DIRECTIONS FOR THIS TASK: In the data below, which lines contain "String"? List them by copying each one.

(Component data from apps and pages)
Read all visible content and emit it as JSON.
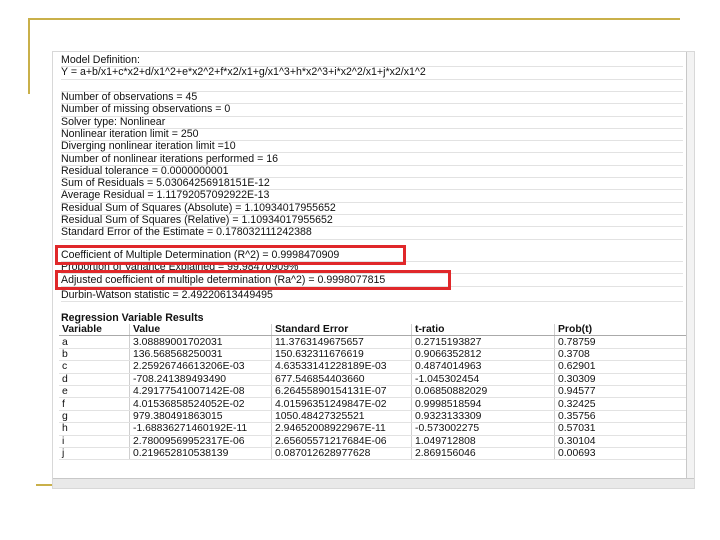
{
  "model": {
    "definition_label": "Model Definition:",
    "equation": "Y = a+b/x1+c*x2+d/x1^2+e*x2^2+f*x2/x1+g/x1^3+h*x2^3+i*x2^2/x1+j*x2/x1^2"
  },
  "stats": [
    "Number of observations = 45",
    "Number of missing observations = 0",
    "Solver type: Nonlinear",
    "Nonlinear iteration limit = 250",
    "Diverging nonlinear iteration limit =10",
    "Number of nonlinear iterations performed = 16",
    "Residual tolerance = 0.0000000001",
    "Sum of Residuals = 5.03064256918151E-12",
    "Average Residual = 1.11792057092922E-13",
    "Residual Sum of Squares (Absolute) = 1.10934017955652",
    "Residual Sum of Squares (Relative) = 1.10934017955652",
    "Standard Error of the Estimate = 0.178032111242388",
    "Coefficient of Multiple Determination (R^2) = 0.9998470909",
    "Proportion of Variance Explained = 99.98470909%",
    "Adjusted coefficient of multiple determination (Ra^2) = 0.9998077815",
    "Durbin-Watson statistic = 2.49220613449495"
  ],
  "results": {
    "title": "Regression Variable Results",
    "headers": [
      "Variable",
      "Value",
      "Standard Error",
      "t-ratio",
      "Prob(t)"
    ],
    "rows": [
      [
        "a",
        "3.08889001702031",
        "11.3763149675657",
        "0.2715193827",
        "0.78759"
      ],
      [
        "b",
        "136.568568250031",
        "150.632311676619",
        "0.9066352812",
        "0.3708"
      ],
      [
        "c",
        "2.25926746613206E-03",
        "4.63533141228189E-03",
        "0.4874014963",
        "0.62901"
      ],
      [
        "d",
        "-708.241389493490",
        "677.546854403660",
        "-1.045302454",
        "0.30309"
      ],
      [
        "e",
        "4.29177541007142E-08",
        "6.26455890154131E-07",
        "0.06850882029",
        "0.94577"
      ],
      [
        "f",
        "4.01536858524052E-02",
        "4.01596351249847E-02",
        "0.9998518594",
        "0.32425"
      ],
      [
        "g",
        "979.380491863015",
        "1050.48427325521",
        "0.9323133309",
        "0.35756"
      ],
      [
        "h",
        "-1.68836271460192E-11",
        "2.94652008922967E-11",
        "-0.573002275",
        "0.57031"
      ],
      [
        "i",
        "2.78009569952317E-06",
        "2.65605571217684E-06",
        "1.049712808",
        "0.30104"
      ],
      [
        "j",
        "0.219652810538139",
        "0.087012628977628",
        "2.869156046",
        "0.00693"
      ]
    ]
  }
}
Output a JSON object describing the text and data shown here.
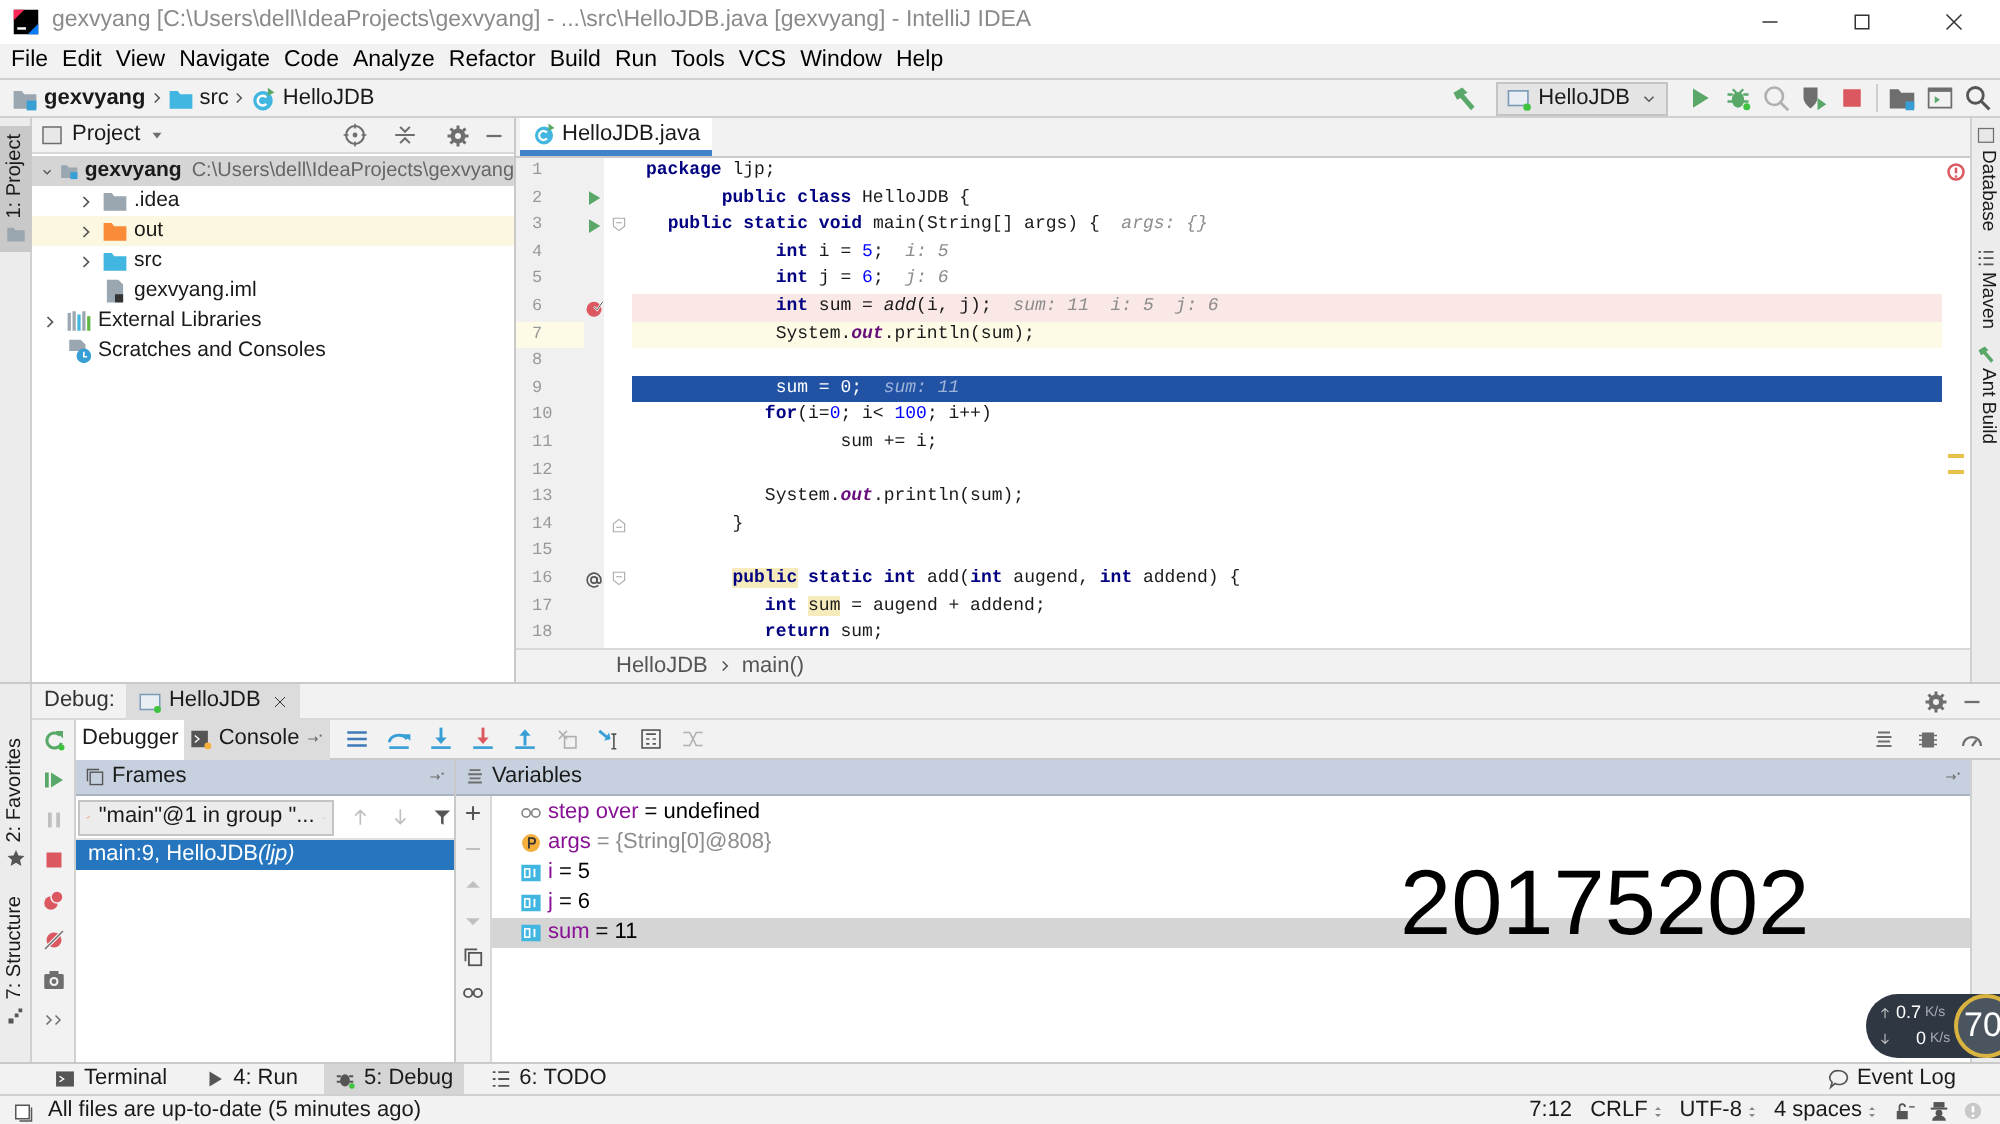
{
  "window": {
    "title": "gexvyang [C:\\Users\\dell\\IdeaProjects\\gexvyang] - ...\\src\\HelloJDB.java [gexvyang] - IntelliJ IDEA"
  },
  "menu": [
    "File",
    "Edit",
    "View",
    "Navigate",
    "Code",
    "Analyze",
    "Refactor",
    "Build",
    "Run",
    "Tools",
    "VCS",
    "Window",
    "Help"
  ],
  "breadcrumbs": [
    {
      "label": "gexvyang",
      "kind": "project"
    },
    {
      "label": "src",
      "kind": "folder"
    },
    {
      "label": "HelloJDB",
      "kind": "class"
    }
  ],
  "run_config": "HelloJDB",
  "left_stripe": {
    "top": [
      {
        "label": "1: Project",
        "selected": true
      }
    ],
    "bottom": [
      {
        "label": "2: Favorites",
        "selected": false
      },
      {
        "label": "7: Structure",
        "selected": false
      }
    ]
  },
  "right_stripe": [
    "Database",
    "Maven",
    "Ant Build"
  ],
  "project_panel": {
    "title": "Project",
    "tree": [
      {
        "label": "gexvyang",
        "path": "C:\\Users\\dell\\IdeaProjects\\gexvyang",
        "kind": "module",
        "expanded": true,
        "selected": true,
        "excluded": false,
        "children": [
          {
            "label": ".idea",
            "kind": "config",
            "expanded": false,
            "selected": false,
            "excluded": false
          },
          {
            "label": "out",
            "kind": "output",
            "expanded": false,
            "selected": false,
            "excluded": true
          },
          {
            "label": "src",
            "kind": "source",
            "expanded": false,
            "selected": false,
            "excluded": false
          },
          {
            "label": "gexvyang.iml",
            "kind": "file",
            "selected": false,
            "excluded": false
          }
        ]
      },
      {
        "label": "External Libraries",
        "kind": "libraries",
        "expanded": false,
        "selected": false,
        "excluded": false
      },
      {
        "label": "Scratches and Consoles",
        "kind": "scratches",
        "selected": false,
        "excluded": false
      }
    ]
  },
  "editor": {
    "tabs": [
      {
        "label": "HelloJDB.java",
        "selected": true
      }
    ],
    "lines": [
      {
        "number": "1",
        "kind": "plain",
        "tokens": [
          {
            "t": "package",
            "kind": "kw"
          },
          {
            "t": " ljp;",
            "kind": "txt"
          }
        ]
      },
      {
        "number": "2",
        "kind": "plain",
        "run_button": true,
        "tokens": [
          {
            "t": "       public class",
            "kind": "kw"
          },
          {
            "t": " HelloJDB {",
            "kind": "txt"
          }
        ]
      },
      {
        "number": "3",
        "kind": "plain",
        "run_button": true,
        "fold_start": true,
        "tokens": [
          {
            "t": "  public static void",
            "kind": "kw"
          },
          {
            "t": " main(String[] args) {",
            "kind": "txt"
          },
          {
            "t": "  args: {}",
            "kind": "hint"
          }
        ]
      },
      {
        "number": "4",
        "kind": "plain",
        "tokens": [
          {
            "t": "            int",
            "kind": "kw"
          },
          {
            "t": " i = ",
            "kind": "txt"
          },
          {
            "t": "5",
            "kind": "num"
          },
          {
            "t": ";",
            "kind": "txt"
          },
          {
            "t": "  i: 5",
            "kind": "hint"
          }
        ]
      },
      {
        "number": "5",
        "kind": "plain",
        "tokens": [
          {
            "t": "            int",
            "kind": "kw"
          },
          {
            "t": " j = ",
            "kind": "txt"
          },
          {
            "t": "6",
            "kind": "num"
          },
          {
            "t": ";",
            "kind": "txt"
          },
          {
            "t": "  j: 6",
            "kind": "hint"
          }
        ]
      },
      {
        "number": "6",
        "kind": "breakpoint",
        "tokens": [
          {
            "t": "            int",
            "kind": "kw"
          },
          {
            "t": " sum = ",
            "kind": "txt"
          },
          {
            "t": "add",
            "kind": "italic"
          },
          {
            "t": "(i, j);",
            "kind": "txt"
          },
          {
            "t": "  sum: 11  i: 5  j: 6",
            "kind": "hint"
          }
        ]
      },
      {
        "number": "7",
        "kind": "caret",
        "tokens": [
          {
            "t": "            System.",
            "kind": "txt"
          },
          {
            "t": "out",
            "kind": "field"
          },
          {
            "t": ".println(sum);",
            "kind": "txt"
          }
        ]
      },
      {
        "number": "8",
        "kind": "plain"
      },
      {
        "number": "9",
        "kind": "execution",
        "tokens": [
          {
            "t": "            sum = ",
            "kind": "txt"
          },
          {
            "t": "0",
            "kind": "num"
          },
          {
            "t": ";",
            "kind": "txt"
          },
          {
            "t": "  sum: 11",
            "kind": "hint"
          }
        ]
      },
      {
        "number": "10",
        "kind": "plain",
        "tokens": [
          {
            "t": "           for",
            "kind": "kw"
          },
          {
            "t": "(i=",
            "kind": "txt"
          },
          {
            "t": "0",
            "kind": "num"
          },
          {
            "t": "; i< ",
            "kind": "txt"
          },
          {
            "t": "100",
            "kind": "num"
          },
          {
            "t": "; i++)",
            "kind": "txt"
          }
        ]
      },
      {
        "number": "11",
        "kind": "plain",
        "tokens": [
          {
            "t": "                  sum += i;",
            "kind": "txt"
          }
        ]
      },
      {
        "number": "12",
        "kind": "plain"
      },
      {
        "number": "13",
        "kind": "plain",
        "tokens": [
          {
            "t": "           System.",
            "kind": "txt"
          },
          {
            "t": "out",
            "kind": "field"
          },
          {
            "t": ".println(sum);",
            "kind": "txt"
          }
        ]
      },
      {
        "number": "14",
        "kind": "plain",
        "fold_end": true,
        "tokens": [
          {
            "t": "        }",
            "kind": "txt"
          }
        ]
      },
      {
        "number": "15",
        "kind": "plain"
      },
      {
        "number": "16",
        "kind": "plain",
        "override_mark": true,
        "fold_start": true,
        "tokens": [
          {
            "t": "        public",
            "kind": "kw_marked"
          },
          {
            "t": " static int",
            "kind": "kw"
          },
          {
            "t": " add(",
            "kind": "txt"
          },
          {
            "t": "int",
            "kind": "kw"
          },
          {
            "t": " augend, ",
            "kind": "txt"
          },
          {
            "t": "int",
            "kind": "kw"
          },
          {
            "t": " addend) {",
            "kind": "txt"
          }
        ]
      },
      {
        "number": "17",
        "kind": "plain",
        "tokens": [
          {
            "t": "           int ",
            "kind": "kw"
          },
          {
            "t": "sum",
            "kind": "var_marked"
          },
          {
            "t": " = augend + addend;",
            "kind": "txt"
          }
        ]
      },
      {
        "number": "18",
        "kind": "plain",
        "tokens": [
          {
            "t": "           return",
            "kind": "kw"
          },
          {
            "t": " sum;",
            "kind": "txt"
          }
        ]
      }
    ],
    "breadcrumbs": [
      "HelloJDB",
      "main()"
    ]
  },
  "debug": {
    "label": "Debug:",
    "sessions": [
      {
        "label": "HelloJDB",
        "selected": true
      }
    ],
    "view_tabs": [
      {
        "label": "Debugger",
        "selected": true
      },
      {
        "label": "Console",
        "selected": false
      }
    ],
    "frames": {
      "title": "Frames",
      "thread": "\"main\"@1 in group \"...",
      "items": [
        {
          "method": "main:9, HelloJDB",
          "package": "(ljp)",
          "selected": true
        }
      ]
    },
    "variables": {
      "title": "Variables",
      "items": [
        {
          "kind": "watch",
          "name": "step over",
          "value": "= undefined",
          "selected": false
        },
        {
          "kind": "param",
          "name": "args",
          "value": "= {String[0]@808}",
          "selected": false
        },
        {
          "kind": "local",
          "name": "i",
          "value": "= 5",
          "selected": false
        },
        {
          "kind": "local",
          "name": "j",
          "value": "= 6",
          "selected": false
        },
        {
          "kind": "local",
          "name": "sum",
          "value": "= 11",
          "selected": true
        }
      ]
    }
  },
  "tool_tabs": [
    {
      "label": "Terminal",
      "kind": "terminal",
      "selected": false
    },
    {
      "label": "4: Run",
      "kind": "run",
      "selected": false
    },
    {
      "label": "5: Debug",
      "kind": "debug",
      "selected": true
    },
    {
      "label": "6: TODO",
      "kind": "todo",
      "selected": false
    }
  ],
  "event_log": "Event Log",
  "status_bar": {
    "message": "All files are up-to-date (5 minutes ago)",
    "position": "7:12",
    "line_separator": "CRLF",
    "encoding": "UTF-8",
    "indent": "4 spaces"
  },
  "overlay_number": "20175202",
  "net_monitor": {
    "upload": "0.7",
    "upload_unit": "K/s",
    "download": "0",
    "download_unit": "K/s",
    "gauge": "70"
  }
}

RESULT:
            "t": " main(String[] args) {",
          "value": "= {String[0]@808}",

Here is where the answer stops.